Segment Start: Supplied records

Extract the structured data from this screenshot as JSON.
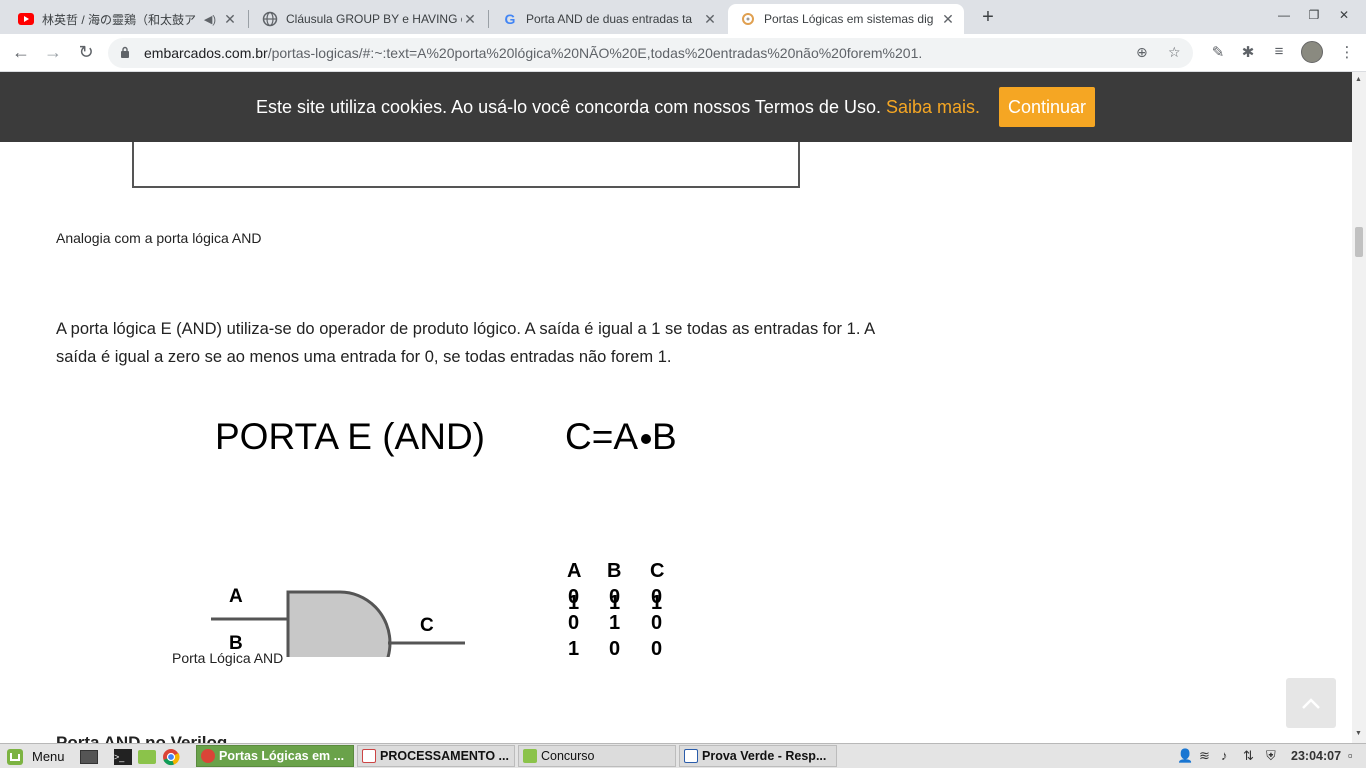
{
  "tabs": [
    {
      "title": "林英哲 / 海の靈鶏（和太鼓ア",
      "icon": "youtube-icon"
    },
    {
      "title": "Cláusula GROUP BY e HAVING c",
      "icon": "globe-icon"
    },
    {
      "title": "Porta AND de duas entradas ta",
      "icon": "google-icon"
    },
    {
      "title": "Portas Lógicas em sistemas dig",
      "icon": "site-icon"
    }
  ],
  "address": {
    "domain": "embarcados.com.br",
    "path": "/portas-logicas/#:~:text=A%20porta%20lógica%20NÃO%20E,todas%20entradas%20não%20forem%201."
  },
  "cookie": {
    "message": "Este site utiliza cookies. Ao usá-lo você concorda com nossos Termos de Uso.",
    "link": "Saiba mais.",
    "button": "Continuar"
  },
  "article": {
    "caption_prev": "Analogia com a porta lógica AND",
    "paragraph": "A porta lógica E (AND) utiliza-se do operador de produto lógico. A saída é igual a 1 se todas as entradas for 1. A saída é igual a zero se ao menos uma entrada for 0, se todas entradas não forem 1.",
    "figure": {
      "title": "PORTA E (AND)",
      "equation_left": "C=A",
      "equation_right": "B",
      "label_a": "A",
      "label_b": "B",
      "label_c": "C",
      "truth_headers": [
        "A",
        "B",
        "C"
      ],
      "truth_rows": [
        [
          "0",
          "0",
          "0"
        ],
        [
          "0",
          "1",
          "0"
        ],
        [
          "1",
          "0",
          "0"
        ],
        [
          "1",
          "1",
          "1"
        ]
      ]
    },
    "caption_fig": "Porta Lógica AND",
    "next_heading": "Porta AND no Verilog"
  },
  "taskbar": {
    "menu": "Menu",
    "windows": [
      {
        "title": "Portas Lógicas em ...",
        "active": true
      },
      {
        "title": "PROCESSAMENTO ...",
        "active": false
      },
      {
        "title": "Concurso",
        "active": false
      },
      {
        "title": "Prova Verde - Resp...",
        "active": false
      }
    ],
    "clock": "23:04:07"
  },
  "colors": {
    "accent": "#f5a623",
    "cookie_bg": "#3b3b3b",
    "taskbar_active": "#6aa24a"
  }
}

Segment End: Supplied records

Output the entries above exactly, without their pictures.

Response to this task:
Extract the structured data from this screenshot as JSON.
{
  "tabs": [
    {
      "title": "林英哲 / 海の靈鶏（和太鼓ア",
      "icon": "youtube-icon"
    },
    {
      "title": "Cláusula GROUP BY e HAVING c",
      "icon": "globe-icon"
    },
    {
      "title": "Porta AND de duas entradas ta",
      "icon": "google-icon"
    },
    {
      "title": "Portas Lógicas em sistemas dig",
      "icon": "site-icon"
    }
  ],
  "address": {
    "domain": "embarcados.com.br",
    "path": "/portas-logicas/#:~:text=A%20porta%20lógica%20NÃO%20E,todas%20entradas%20não%20forem%201."
  },
  "cookie": {
    "message": "Este site utiliza cookies. Ao usá-lo você concorda com nossos Termos de Uso.",
    "link": "Saiba mais.",
    "button": "Continuar"
  },
  "article": {
    "caption_prev": "Analogia com a porta lógica AND",
    "paragraph": "A porta lógica E (AND) utiliza-se do operador de produto lógico. A saída é igual a 1 se todas as entradas for 1. A saída é igual a zero se ao menos uma entrada for 0, se todas entradas não forem 1.",
    "figure": {
      "title": "PORTA E (AND)",
      "equation_left": "C=A",
      "equation_right": "B",
      "label_a": "A",
      "label_b": "B",
      "label_c": "C",
      "truth_headers": [
        "A",
        "B",
        "C"
      ],
      "truth_rows": [
        [
          "0",
          "0",
          "0"
        ],
        [
          "0",
          "1",
          "0"
        ],
        [
          "1",
          "0",
          "0"
        ],
        [
          "1",
          "1",
          "1"
        ]
      ]
    },
    "caption_fig": "Porta Lógica AND",
    "next_heading": "Porta AND no Verilog"
  },
  "taskbar": {
    "menu": "Menu",
    "windows": [
      {
        "title": "Portas Lógicas em ...",
        "active": true
      },
      {
        "title": "PROCESSAMENTO ...",
        "active": false
      },
      {
        "title": "Concurso",
        "active": false
      },
      {
        "title": "Prova Verde - Resp...",
        "active": false
      }
    ],
    "clock": "23:04:07"
  },
  "colors": {
    "accent": "#f5a623",
    "cookie_bg": "#3b3b3b",
    "taskbar_active": "#6aa24a"
  }
}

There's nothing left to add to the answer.